After being cut off by his sister, Bojack returns to alcohol and drugs, drinking himself into a stupor until the heartbreaking penultimate episode, titled The View from Halfway Down. Bojack is the guest of honor at a dinner party, where all of the other guests are people Bojack has hurt who have since passed away. It’s revealed after several dream-like, confusing minutes that the episode itself is nothing more than a hallucination in Bojack’s brain. He learns he has fallen into his swimming pool, where he now floats alone and face-down, slowly drowning as the episode descends into chaos.
Of course Bojack doesn’t die, however; death would be too kind a punishment for him. Instead of drowning and becoming a martyr, Bojack is rescued and brought to the hospital, where he is subsequently arrested and sentenced to a year and a half in prison for his numerous crimes and indiscretions. The final episode, titled Nice While it Lasted, acts as an epilogue of sorts, constituted of Bojack’s conversations with the show’s four other main characters.
It’s worth noting that, in the final episode of Bojack, it’s the male characters — Mr. Peanutbutter (Paul F. Tompkins) and Todd (Aaron Paul) — that offer Bojack their full forgiveness. The two female main characters, Princess Carolyn (Amy Sedaris) and Diane (Allison Brie), are much more hesitant with their forgiveness of Bojack, with Diane even hinting that she doesn’t intend to see Bojack again after the events of this episode. In Bojack’s disastrous interview, the interviewer repeatedly harps on the fact that Bojack displays a lifelong pattern of taking advantage of the women in his life, whether that be professionally, sexually, or otherwise. Despite Princess Carolyn and Diane being two of his dearest friends, their relationship with Bojack is irrevocably changed after this information is brought to light, forcing them to reevaluate their own power dynamics with Bojack.

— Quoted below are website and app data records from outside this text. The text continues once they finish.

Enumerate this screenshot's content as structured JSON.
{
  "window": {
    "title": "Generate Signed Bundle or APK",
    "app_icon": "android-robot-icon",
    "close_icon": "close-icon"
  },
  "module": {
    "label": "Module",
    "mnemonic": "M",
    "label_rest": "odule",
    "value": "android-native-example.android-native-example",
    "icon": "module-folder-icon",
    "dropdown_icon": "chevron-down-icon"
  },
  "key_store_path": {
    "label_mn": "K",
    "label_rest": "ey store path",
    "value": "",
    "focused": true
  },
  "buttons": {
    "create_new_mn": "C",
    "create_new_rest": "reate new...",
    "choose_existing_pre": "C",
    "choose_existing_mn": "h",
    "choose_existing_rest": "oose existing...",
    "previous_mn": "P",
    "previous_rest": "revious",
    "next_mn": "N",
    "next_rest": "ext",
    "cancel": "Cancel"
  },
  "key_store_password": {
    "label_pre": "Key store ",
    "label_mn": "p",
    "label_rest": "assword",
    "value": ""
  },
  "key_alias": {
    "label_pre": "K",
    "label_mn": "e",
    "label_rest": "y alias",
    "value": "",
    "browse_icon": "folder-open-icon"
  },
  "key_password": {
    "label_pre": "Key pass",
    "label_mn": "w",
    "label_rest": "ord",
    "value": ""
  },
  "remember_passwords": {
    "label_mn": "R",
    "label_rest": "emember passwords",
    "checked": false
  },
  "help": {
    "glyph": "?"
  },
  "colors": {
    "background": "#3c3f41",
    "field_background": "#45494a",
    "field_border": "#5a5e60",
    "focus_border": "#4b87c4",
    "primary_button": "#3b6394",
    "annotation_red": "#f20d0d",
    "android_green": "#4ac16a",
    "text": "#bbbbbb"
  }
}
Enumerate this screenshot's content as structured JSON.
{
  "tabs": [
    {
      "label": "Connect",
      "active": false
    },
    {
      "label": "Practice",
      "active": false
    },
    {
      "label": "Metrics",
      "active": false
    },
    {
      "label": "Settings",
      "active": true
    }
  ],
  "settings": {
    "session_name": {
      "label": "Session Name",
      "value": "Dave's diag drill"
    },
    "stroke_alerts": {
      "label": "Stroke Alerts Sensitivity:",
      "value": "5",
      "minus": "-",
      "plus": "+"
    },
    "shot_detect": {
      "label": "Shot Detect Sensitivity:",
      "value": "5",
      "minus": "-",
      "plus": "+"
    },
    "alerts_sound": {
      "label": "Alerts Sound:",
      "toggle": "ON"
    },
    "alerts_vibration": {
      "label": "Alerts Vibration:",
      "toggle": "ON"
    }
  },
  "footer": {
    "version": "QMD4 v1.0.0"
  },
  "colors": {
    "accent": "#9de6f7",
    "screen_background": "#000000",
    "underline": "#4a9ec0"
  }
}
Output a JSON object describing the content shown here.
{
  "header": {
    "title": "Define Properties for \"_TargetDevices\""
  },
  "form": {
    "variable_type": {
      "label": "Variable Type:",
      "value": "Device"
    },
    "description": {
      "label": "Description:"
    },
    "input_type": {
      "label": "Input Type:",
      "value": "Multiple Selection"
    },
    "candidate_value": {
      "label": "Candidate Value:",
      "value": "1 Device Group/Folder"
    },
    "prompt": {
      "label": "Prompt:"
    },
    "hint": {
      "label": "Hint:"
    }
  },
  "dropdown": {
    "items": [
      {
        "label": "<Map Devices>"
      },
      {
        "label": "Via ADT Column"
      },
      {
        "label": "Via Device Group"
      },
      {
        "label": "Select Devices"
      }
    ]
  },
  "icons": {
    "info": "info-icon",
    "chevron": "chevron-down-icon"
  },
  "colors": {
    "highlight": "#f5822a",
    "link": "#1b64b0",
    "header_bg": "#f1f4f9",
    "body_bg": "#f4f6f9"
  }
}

Though the finale doesn’t provide a conventional sense of closure for any of the relationships in Bojack’s life, it depicts the painfully realistic notion that recovery and redemption are conscious choices that one must continue to make every day. You don’t wake up one morning to find that all is magically forgiven. Some wrongs can never be made right, and some wrongs require a lifetime of atonement. Life’s a bitch, but then you keep on living.
Cover Photo: Netflix